§ EXERCISE DIRECTIONS: Every entry must be given again exactly. Include no pictures.

§ EXTRACTED DATA:
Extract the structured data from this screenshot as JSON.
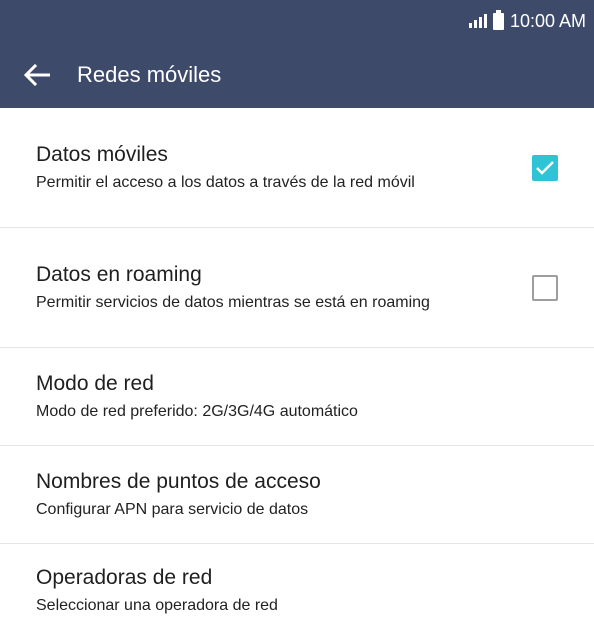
{
  "status_bar": {
    "time": "10:00 AM",
    "signal_icon": "signal-bars-icon",
    "battery_icon": "battery-icon"
  },
  "app_bar": {
    "title": "Redes móviles",
    "back_icon": "arrow-left-icon"
  },
  "settings": [
    {
      "title": "Datos móviles",
      "subtitle": "Permitir el acceso a los datos a través de la red móvil",
      "checkbox": true,
      "checked": true
    },
    {
      "title": "Datos en roaming",
      "subtitle": "Permitir servicios de datos mientras se está en roaming",
      "checkbox": true,
      "checked": false
    },
    {
      "title": "Modo de red",
      "subtitle": "Modo de red preferido: 2G/3G/4G automático",
      "checkbox": false
    },
    {
      "title": "Nombres de puntos de acceso",
      "subtitle": "Configurar APN para servicio de datos",
      "checkbox": false
    },
    {
      "title": "Operadoras de red",
      "subtitle": "Seleccionar una operadora de red",
      "checkbox": false
    }
  ],
  "colors": {
    "header": "#3d4a6a",
    "accent": "#2ec4d6"
  }
}
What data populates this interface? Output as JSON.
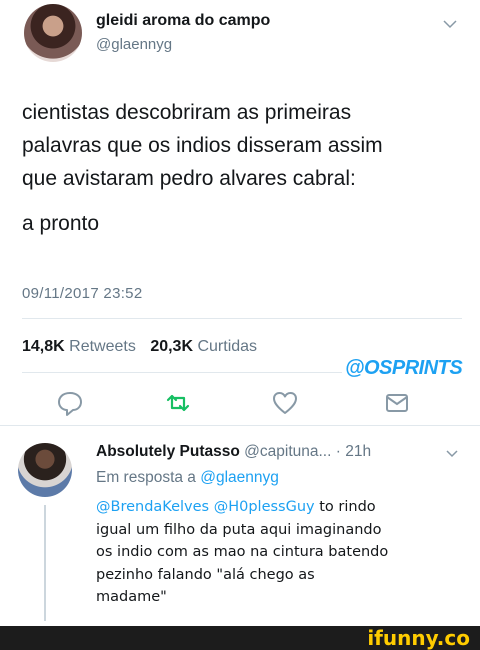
{
  "tweet": {
    "user_name": "gleidi aroma do campo",
    "user_handle": "@glaennyg",
    "text_lines": [
      "cientistas descobriram as primeiras",
      "palavras que os indios disseram assim",
      "que avistaram pedro alvares cabral:",
      "a pronto"
    ],
    "timestamp": "09/11/2017 23:52",
    "retweets_count": "14,8K",
    "retweets_label": "Retweets",
    "likes_count": "20,3K",
    "likes_label": "Curtidas"
  },
  "watermark": "@OSPRINTS",
  "reply": {
    "user_name": "Absolutely Putasso",
    "user_handle": "@capituna...",
    "time": "· 21h",
    "in_reply_prefix": "Em resposta a",
    "in_reply_user": "@glaennyg",
    "mention_1": "@BrendaKelves",
    "mention_2": "@H0plessGuy",
    "first_line_rest": " to rindo",
    "text_lines": [
      "igual um filho da puta aqui imaginando",
      "os indio com as mao na cintura batendo",
      "pezinho falando \"alá chego as",
      "madame\""
    ]
  },
  "footer": {
    "brand": "ifunny.co"
  },
  "colors": {
    "accent": "#1da1f2",
    "retweet_green": "#17bf63",
    "muted_text": "#657786",
    "divider": "#e1e8ed",
    "footer_bg": "#1c1c1c",
    "brand_yellow": "#ffcc00"
  },
  "icons": [
    "chevron-down-icon",
    "reply-icon",
    "retweet-icon",
    "like-icon",
    "message-icon"
  ]
}
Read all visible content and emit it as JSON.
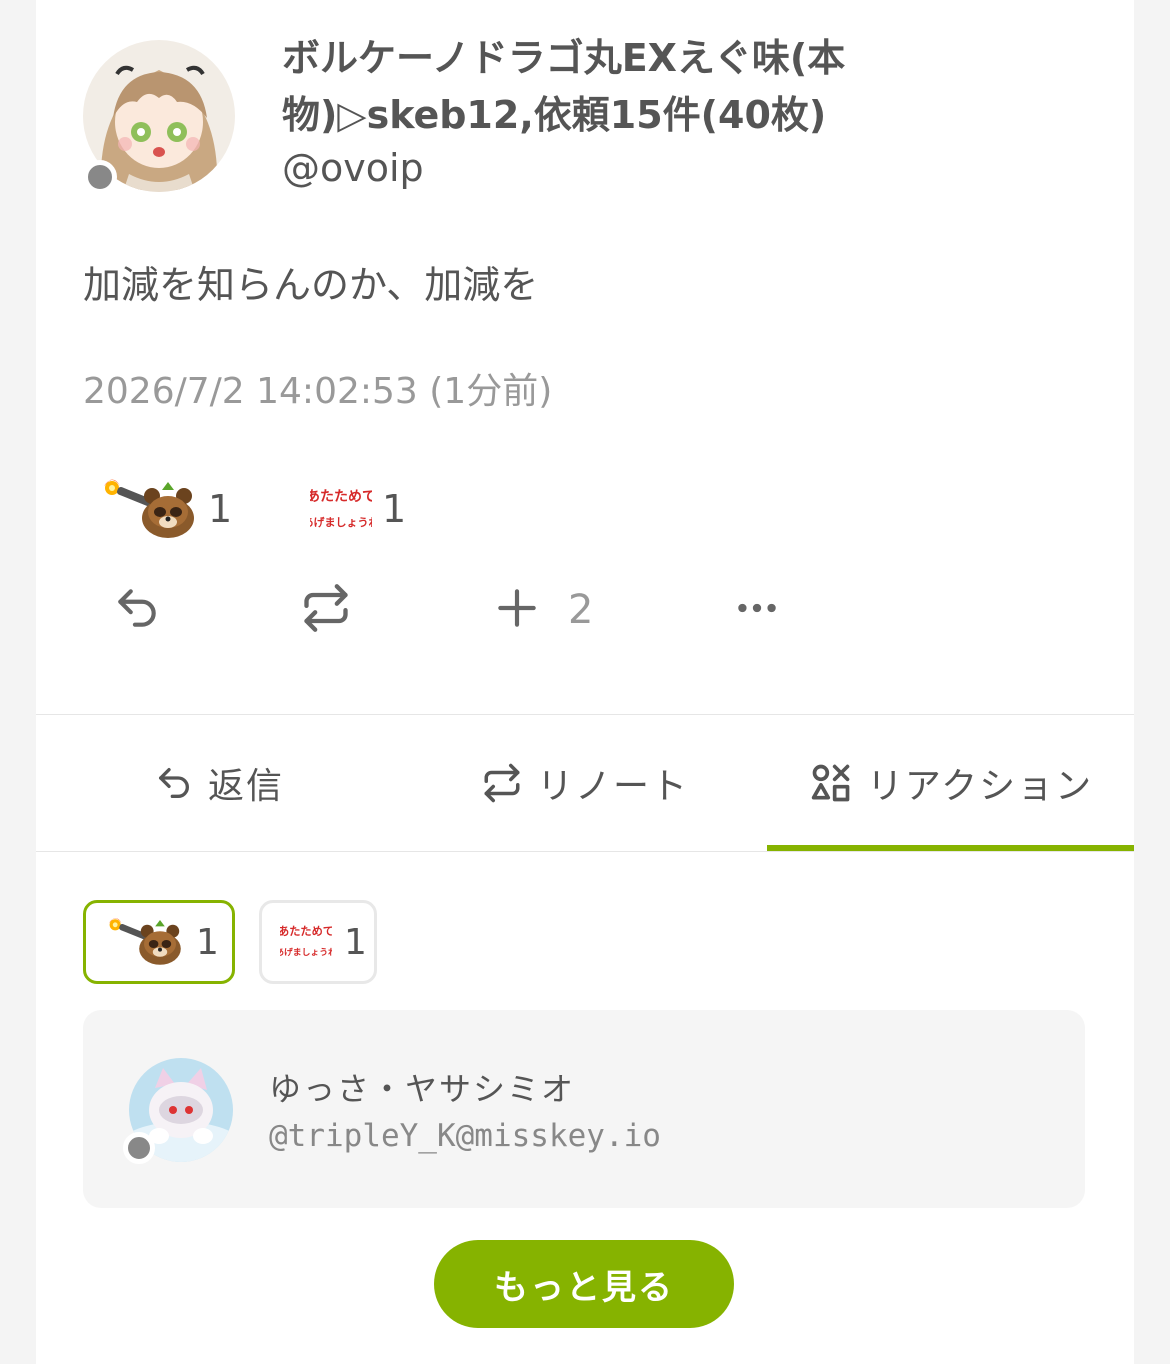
{
  "note": {
    "author": {
      "display_name": "ボルケーノドラゴ丸EXえぐ味(本物)▷skeb12,依頼15件(40枚)",
      "username": "@ovoip"
    },
    "text": "加減を知らんのか、加減を",
    "timestamp": "2026/7/2 14:02:53 (1分前)",
    "reactions": [
      {
        "icon": "tanuki-flamethrower-emoji",
        "count": "1"
      },
      {
        "icon": "atatamete-agemashoune-emoji",
        "text": "あたためて あげましょうね",
        "count": "1"
      }
    ],
    "actions": {
      "reply_icon": "reply-icon",
      "renote_icon": "renote-icon",
      "react_icon": "plus-icon",
      "react_count": "2",
      "more_icon": "more-icon"
    }
  },
  "tabs": [
    {
      "label": "返信",
      "icon": "reply-icon"
    },
    {
      "label": "リノート",
      "icon": "renote-icon"
    },
    {
      "label": "リアクション",
      "icon": "shapes-icon",
      "active": true
    }
  ],
  "reaction_filter": [
    {
      "icon": "tanuki-flamethrower-emoji",
      "count": "1",
      "active": true
    },
    {
      "icon": "atatamete-agemashoune-emoji",
      "text": "あたためて あげましょうね",
      "count": "1",
      "active": false
    }
  ],
  "reactor": {
    "name": "ゆっさ・ヤサシミオ",
    "handle": "@tripleY_K@misskey.io"
  },
  "more_button": "もっと見る",
  "colors": {
    "accent": "#86b300",
    "text": "#555555",
    "muted": "#999999",
    "status": "#888888"
  }
}
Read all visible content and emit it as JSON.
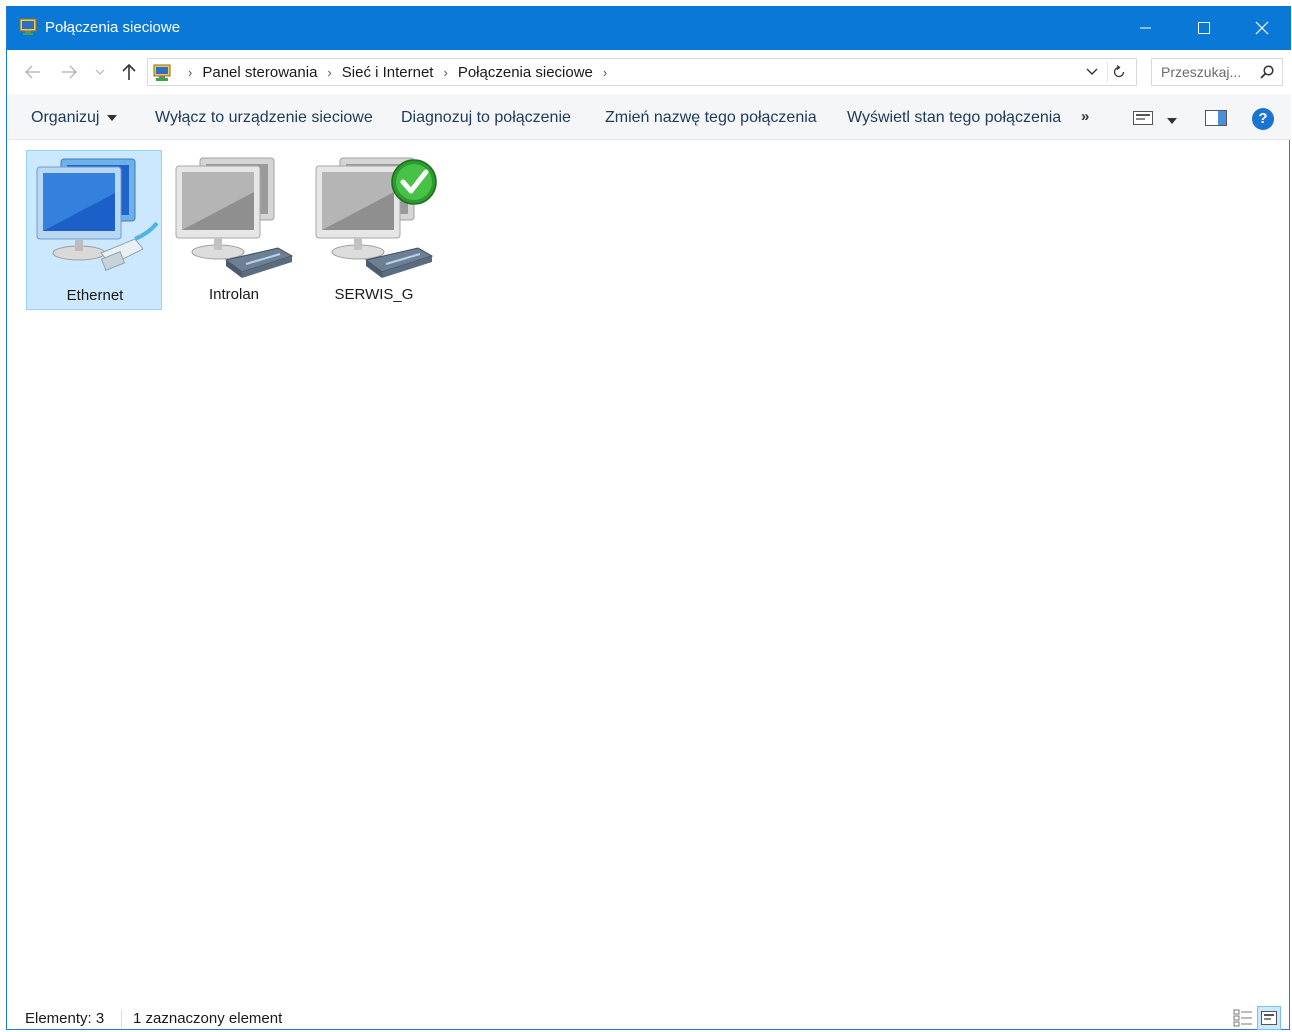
{
  "window": {
    "title": "Połączenia sieciowe"
  },
  "address": {
    "breadcrumbs": [
      "Panel sterowania",
      "Sieć i Internet",
      "Połączenia sieciowe"
    ],
    "search_placeholder": "Przeszukaj..."
  },
  "commands": {
    "organize": "Organizuj",
    "disable": "Wyłącz to urządzenie sieciowe",
    "diagnose": "Diagnozuj to połączenie",
    "rename": "Zmień nazwę tego połączenia",
    "status": "Wyświetl stan tego połączenia",
    "more": "»",
    "help": "?"
  },
  "items": [
    {
      "label": "Ethernet",
      "icon": "ethernet-adapter-icon",
      "selected": true
    },
    {
      "label": "Introlan",
      "icon": "modem-connection-icon",
      "selected": false
    },
    {
      "label": "SERWIS_G",
      "icon": "modem-connection-connected-icon",
      "selected": false
    }
  ],
  "status": {
    "count": "Elementy: 3",
    "selected": "1 zaznaczony element"
  },
  "colors": {
    "titlebar": "#0a78d7",
    "selection": "#cce8ff",
    "selection_border": "#99d1ff",
    "command_text": "#1e395b"
  }
}
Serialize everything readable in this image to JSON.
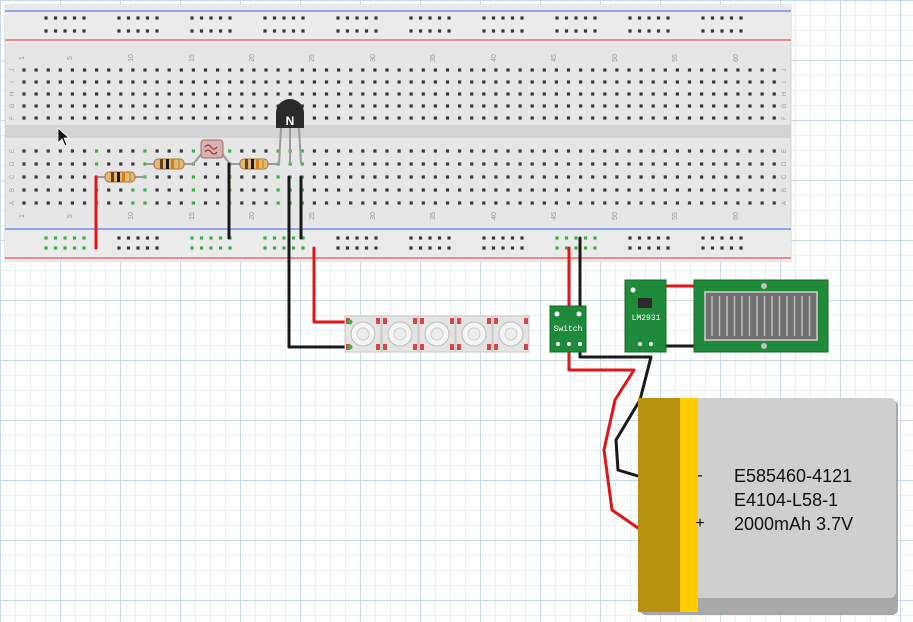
{
  "breadboard": {
    "column_numbers": [
      "1",
      "5",
      "10",
      "15",
      "20",
      "25",
      "30",
      "35",
      "40",
      "45",
      "50",
      "55",
      "60"
    ],
    "row_letters_top": [
      "J",
      "I",
      "H",
      "G",
      "F"
    ],
    "row_letters_bottom": [
      "E",
      "D",
      "C",
      "B",
      "A"
    ]
  },
  "transistor": {
    "label": "N"
  },
  "switch_module": {
    "label": "Switch"
  },
  "regulator": {
    "label": "LM2931"
  },
  "battery": {
    "line1": "E585460-4121",
    "line2": "E4104-L58-1",
    "line3": "2000mAh 3.7V",
    "minus": "-",
    "plus": "+"
  },
  "colors": {
    "wire_red": "#e0161b",
    "wire_black": "#1a1a1a",
    "pcb_green": "#1f8a3a",
    "battery_body": "#cfcfcf",
    "battery_gold": "#b8920f",
    "battery_yellow": "#ffcc00",
    "rail_red": "#d23b3b",
    "rail_blue": "#3b5fd2"
  },
  "icons": {
    "cursor": "mouse-pointer-icon"
  }
}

§ TASK ANSWER:
Extract the structured data from this screenshot as JSON.
{
  "status_bar": {
    "time": "10:00 AM",
    "signal_icon": "signal-bars-icon",
    "battery_icon": "battery-icon"
  },
  "app_bar": {
    "title": "Redes móviles",
    "back_icon": "arrow-left-icon"
  },
  "settings": [
    {
      "title": "Datos móviles",
      "subtitle": "Permitir el acceso a los datos a través de la red móvil",
      "checkbox": true,
      "checked": true
    },
    {
      "title": "Datos en roaming",
      "subtitle": "Permitir servicios de datos mientras se está en roaming",
      "checkbox": true,
      "checked": false
    },
    {
      "title": "Modo de red",
      "subtitle": "Modo de red preferido: 2G/3G/4G automático",
      "checkbox": false
    },
    {
      "title": "Nombres de puntos de acceso",
      "subtitle": "Configurar APN para servicio de datos",
      "checkbox": false
    },
    {
      "title": "Operadoras de red",
      "subtitle": "Seleccionar una operadora de red",
      "checkbox": false
    }
  ],
  "colors": {
    "header": "#3d4a6a",
    "accent": "#2ec4d6"
  }
}
What data populates this interface? Output as JSON.
{
  "tweet": {
    "user_name": "gleidi aroma do campo",
    "user_handle": "@glaennyg",
    "text_lines": [
      "cientistas descobriram as primeiras",
      "palavras que os indios disseram assim",
      "que avistaram pedro alvares cabral:",
      "a pronto"
    ],
    "timestamp": "09/11/2017 23:52",
    "retweets_count": "14,8K",
    "retweets_label": "Retweets",
    "likes_count": "20,3K",
    "likes_label": "Curtidas"
  },
  "watermark": "@OSPRINTS",
  "reply": {
    "user_name": "Absolutely Putasso",
    "user_handle": "@capituna...",
    "time": "· 21h",
    "in_reply_prefix": "Em resposta a",
    "in_reply_user": "@glaennyg",
    "mention_1": "@BrendaKelves",
    "mention_2": "@H0plessGuy",
    "first_line_rest": " to rindo",
    "text_lines": [
      "igual um filho da puta aqui imaginando",
      "os indio com as mao na cintura batendo",
      "pezinho falando \"alá chego as",
      "madame\""
    ]
  },
  "footer": {
    "brand": "ifunny.co"
  },
  "colors": {
    "accent": "#1da1f2",
    "retweet_green": "#17bf63",
    "muted_text": "#657786",
    "divider": "#e1e8ed",
    "footer_bg": "#1c1c1c",
    "brand_yellow": "#ffcc00"
  },
  "icons": [
    "chevron-down-icon",
    "reply-icon",
    "retweet-icon",
    "like-icon",
    "message-icon"
  ]
}
Read all visible content and emit it as JSON.
{
  "note": {
    "author": {
      "display_name": "ボルケーノドラゴ丸EXえぐ味(本物)▷skeb12,依頼15件(40枚)",
      "username": "@ovoip"
    },
    "text": "加減を知らんのか、加減を",
    "timestamp": "2026/7/2 14:02:53 (1分前)",
    "reactions": [
      {
        "icon": "tanuki-flamethrower-emoji",
        "count": "1"
      },
      {
        "icon": "atatamete-agemashoune-emoji",
        "text": "あたためて あげましょうね",
        "count": "1"
      }
    ],
    "actions": {
      "reply_icon": "reply-icon",
      "renote_icon": "renote-icon",
      "react_icon": "plus-icon",
      "react_count": "2",
      "more_icon": "more-icon"
    }
  },
  "tabs": [
    {
      "label": "返信",
      "icon": "reply-icon"
    },
    {
      "label": "リノート",
      "icon": "renote-icon"
    },
    {
      "label": "リアクション",
      "icon": "shapes-icon",
      "active": true
    }
  ],
  "reaction_filter": [
    {
      "icon": "tanuki-flamethrower-emoji",
      "count": "1",
      "active": true
    },
    {
      "icon": "atatamete-agemashoune-emoji",
      "text": "あたためて あげましょうね",
      "count": "1",
      "active": false
    }
  ],
  "reactor": {
    "name": "ゆっさ・ヤサシミオ",
    "handle": "@tripleY_K@misskey.io"
  },
  "more_button": "もっと見る",
  "colors": {
    "accent": "#86b300",
    "text": "#555555",
    "muted": "#999999",
    "status": "#888888"
  }
}
Read all visible content and emit it as JSON.
{
  "window": {
    "title": "Połączenia sieciowe"
  },
  "address": {
    "breadcrumbs": [
      "Panel sterowania",
      "Sieć i Internet",
      "Połączenia sieciowe"
    ],
    "search_placeholder": "Przeszukaj..."
  },
  "commands": {
    "organize": "Organizuj",
    "disable": "Wyłącz to urządzenie sieciowe",
    "diagnose": "Diagnozuj to połączenie",
    "rename": "Zmień nazwę tego połączenia",
    "status": "Wyświetl stan tego połączenia",
    "more": "»",
    "help": "?"
  },
  "items": [
    {
      "label": "Ethernet",
      "icon": "ethernet-adapter-icon",
      "selected": true
    },
    {
      "label": "Introlan",
      "icon": "modem-connection-icon",
      "selected": false
    },
    {
      "label": "SERWIS_G",
      "icon": "modem-connection-connected-icon",
      "selected": false
    }
  ],
  "status": {
    "count": "Elementy: 3",
    "selected": "1 zaznaczony element"
  },
  "colors": {
    "titlebar": "#0a78d7",
    "selection": "#cce8ff",
    "selection_border": "#99d1ff",
    "command_text": "#1e395b"
  }
}
Serialize everything readable in this image to JSON.
{
  "breadboard": {
    "column_numbers": [
      "1",
      "5",
      "10",
      "15",
      "20",
      "25",
      "30",
      "35",
      "40",
      "45",
      "50",
      "55",
      "60"
    ],
    "row_letters_top": [
      "J",
      "I",
      "H",
      "G",
      "F"
    ],
    "row_letters_bottom": [
      "E",
      "D",
      "C",
      "B",
      "A"
    ]
  },
  "transistor": {
    "label": "N"
  },
  "switch_module": {
    "label": "Switch"
  },
  "regulator": {
    "label": "LM2931"
  },
  "battery": {
    "line1": "E585460-4121",
    "line2": "E4104-L58-1",
    "line3": "2000mAh 3.7V",
    "minus": "-",
    "plus": "+"
  },
  "colors": {
    "wire_red": "#e0161b",
    "wire_black": "#1a1a1a",
    "pcb_green": "#1f8a3a",
    "battery_body": "#cfcfcf",
    "battery_gold": "#b8920f",
    "battery_yellow": "#ffcc00",
    "rail_red": "#d23b3b",
    "rail_blue": "#3b5fd2"
  },
  "icons": {
    "cursor": "mouse-pointer-icon"
  }
}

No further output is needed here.